START Data supplied

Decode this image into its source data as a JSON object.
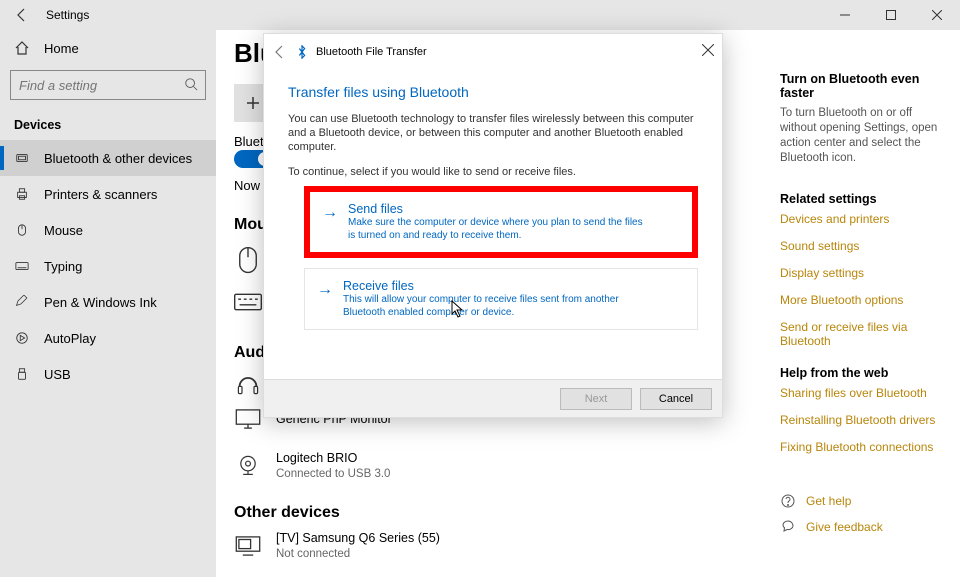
{
  "titlebar": {
    "title": "Settings"
  },
  "sidebar": {
    "home": "Home",
    "search_placeholder": "Find a setting",
    "group": "Devices",
    "items": [
      {
        "label": "Bluetooth & other devices"
      },
      {
        "label": "Printers & scanners"
      },
      {
        "label": "Mouse"
      },
      {
        "label": "Typing"
      },
      {
        "label": "Pen & Windows Ink"
      },
      {
        "label": "AutoPlay"
      },
      {
        "label": "USB"
      }
    ]
  },
  "main": {
    "page_title_partial": "Blu",
    "bluetooth_label_partial": "Bluet",
    "now_discoverable": "Now d",
    "mouse_h": "Mou",
    "audio_h": "Audi",
    "other_h": "Other devices",
    "generic_monitor": "Generic PnP Monitor",
    "cam_name": "Logitech BRIO",
    "cam_sub": "Connected to USB 3.0",
    "tv_name": "[TV] Samsung Q6 Series (55)",
    "tv_sub": "Not connected"
  },
  "right": {
    "h1": "Turn on Bluetooth even faster",
    "p1": "To turn Bluetooth on or off without opening Settings, open action center and select the Bluetooth icon.",
    "h2": "Related settings",
    "links_rel": [
      "Devices and printers",
      "Sound settings",
      "Display settings",
      "More Bluetooth options",
      "Send or receive files via Bluetooth"
    ],
    "h3": "Help from the web",
    "links_help": [
      "Sharing files over Bluetooth",
      "Reinstalling Bluetooth drivers",
      "Fixing Bluetooth connections"
    ],
    "get_help": "Get help",
    "feedback": "Give feedback"
  },
  "wizard": {
    "title": "Bluetooth File Transfer",
    "heading": "Transfer files using Bluetooth",
    "desc": "You can use Bluetooth technology to transfer files wirelessly between this computer and a Bluetooth device, or between this computer and another Bluetooth enabled computer.",
    "desc2": "To continue, select if you would like to send or receive files.",
    "send_title": "Send files",
    "send_desc": "Make sure the computer or device where you plan to send the files is turned on and ready to receive them.",
    "recv_title": "Receive files",
    "recv_desc": "This will allow your computer to receive files sent from another Bluetooth enabled computer or device.",
    "next": "Next",
    "cancel": "Cancel"
  }
}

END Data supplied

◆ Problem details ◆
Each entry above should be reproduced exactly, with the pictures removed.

◆ Your response ◆
Decode this image into its source data as a JSON object.
{
  "titlebar": {
    "title": "Settings"
  },
  "sidebar": {
    "home": "Home",
    "search_placeholder": "Find a setting",
    "group": "Devices",
    "items": [
      {
        "label": "Bluetooth & other devices"
      },
      {
        "label": "Printers & scanners"
      },
      {
        "label": "Mouse"
      },
      {
        "label": "Typing"
      },
      {
        "label": "Pen & Windows Ink"
      },
      {
        "label": "AutoPlay"
      },
      {
        "label": "USB"
      }
    ]
  },
  "main": {
    "page_title_partial": "Blu",
    "bluetooth_label_partial": "Bluet",
    "now_discoverable": "Now d",
    "mouse_h": "Mou",
    "audio_h": "Audi",
    "other_h": "Other devices",
    "generic_monitor": "Generic PnP Monitor",
    "cam_name": "Logitech BRIO",
    "cam_sub": "Connected to USB 3.0",
    "tv_name": "[TV] Samsung Q6 Series (55)",
    "tv_sub": "Not connected"
  },
  "right": {
    "h1": "Turn on Bluetooth even faster",
    "p1": "To turn Bluetooth on or off without opening Settings, open action center and select the Bluetooth icon.",
    "h2": "Related settings",
    "links_rel": [
      "Devices and printers",
      "Sound settings",
      "Display settings",
      "More Bluetooth options",
      "Send or receive files via Bluetooth"
    ],
    "h3": "Help from the web",
    "links_help": [
      "Sharing files over Bluetooth",
      "Reinstalling Bluetooth drivers",
      "Fixing Bluetooth connections"
    ],
    "get_help": "Get help",
    "feedback": "Give feedback"
  },
  "wizard": {
    "title": "Bluetooth File Transfer",
    "heading": "Transfer files using Bluetooth",
    "desc": "You can use Bluetooth technology to transfer files wirelessly between this computer and a Bluetooth device, or between this computer and another Bluetooth enabled computer.",
    "desc2": "To continue, select if you would like to send or receive files.",
    "send_title": "Send files",
    "send_desc": "Make sure the computer or device where you plan to send the files is turned on and ready to receive them.",
    "recv_title": "Receive files",
    "recv_desc": "This will allow your computer to receive files sent from another Bluetooth enabled computer or device.",
    "next": "Next",
    "cancel": "Cancel"
  }
}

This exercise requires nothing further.